Box-and-arrow models of communication, of which there have been many over the years, emphasize the components of communication (e.g., a sender, message, and receiver) and the direction of influence. Where arrows go from left to right, that is, from a sender to a receiver, the implication is that it is the sender who, through messages or speeches, brings about communication influences on the receiver.

Other models, including a helical-spiral model developed by Frank Dance (1967), a circular model proposed by Lee Thayer (1968), and a "sawtooth" model advanced by Paul Watzlawick, Janet Beavin, and Don Jackson (1967), emphasized the dynamic and evolutionary nature of the communication process rather than the components or the directions of influence.

A "sawtooth" model that is similar to the sort advanced by Watzlawick, Beavin, and Jackson (1967) is shown in Figure 2. The lines represent messages that are exchanged during the course of a communication event. The downward lines with arrows represent messages sent by Person 1, while the upward lines represent messages initiated by Person 2. A model of this sort highlights the communication process, dynamics, and history, while it minimizes the emphasis on direction of influence.

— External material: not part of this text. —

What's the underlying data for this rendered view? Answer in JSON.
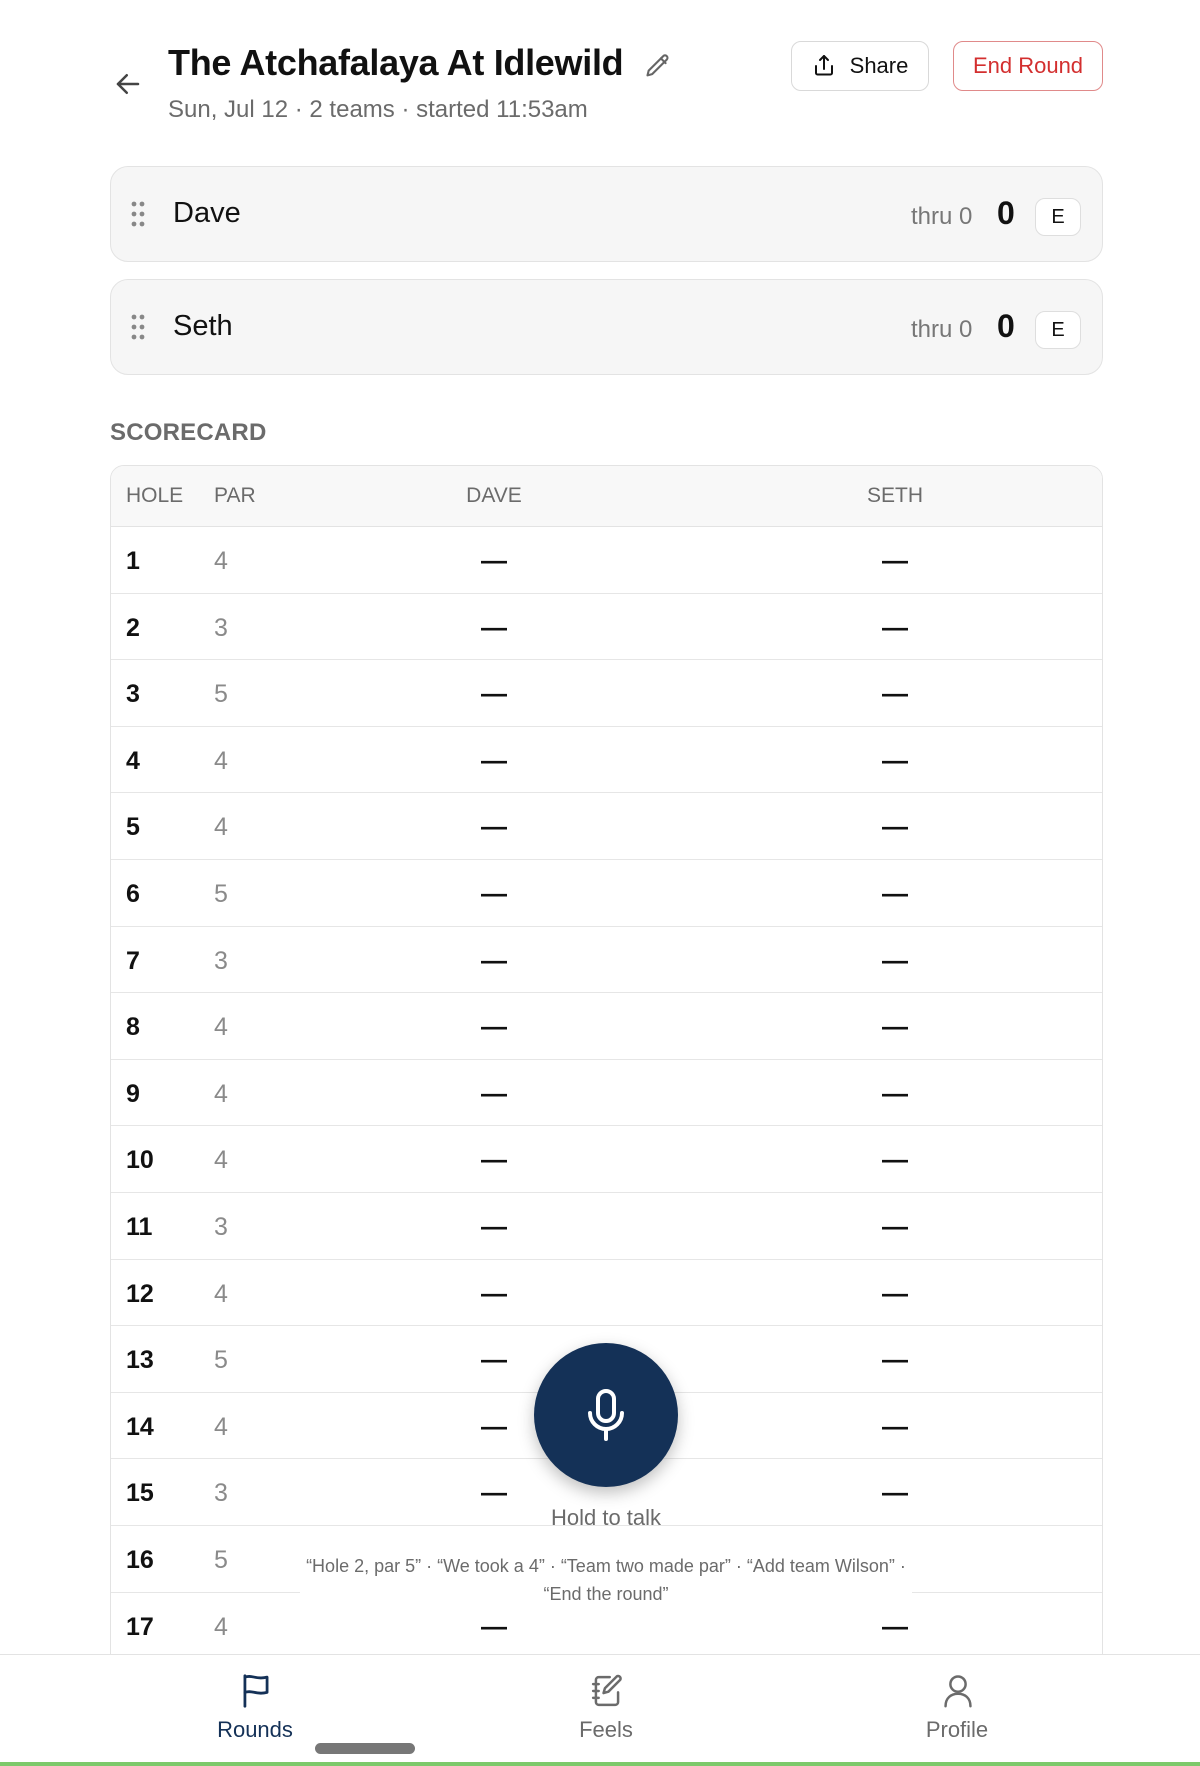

Other types of models that have become popular emphasize communication networks—the flow of messages among individuals in a group or organization, for example. Such a model for a hypothetical group is depicted in Figure 3. Each circle represents an individual, and the arrows denote messages.

Communication models serve to clarify the nature of communication, to provide a guide for research, and to offer a means of displaying research findings. Such models are a tool by which scholars, practitioners, and students can illustrate their thinking about what they consider to be the most important aspects of communication.

See also:Evolution of Communication; Group Communication; Instructional Communication; Interpersonal Communication; Networks and Communication; Nonverbal Communication; Organizational Communication; Paradigm and Communication.

Bibliography

Aristotle. (1954). Rhetoric and Poetics, tr. Robert W. Rhys. New York: Random House.

Dance, Frank E. X. (1967). Human Communication Theory: Original Essays. New York: Holt.

Ruben, Brent D., and Stewart, Lea P. (1998). Communication and Human Behavior, 4th edition. Needham Heights, MA: Allyn & Bacon.

Schramm, Wilbur. (1954). The Process and Effects of Mass Communication. Urbana: University of Illinois Press.

Shannon, Claude E., and Weaver, Warren. (1949). The Mathematical Theory of Communication. Urbana: University of Illinois Press

Thayer, Lee. (1968). Communication and Communication Systems. Homewood, IL: Irwin.

Watzlawick, Paul; Beavin, Janet H.; and Jackson, Don D. (1967). Pragmatics of Human Communication. New York: W. W. Norton.

Brent D. Ruben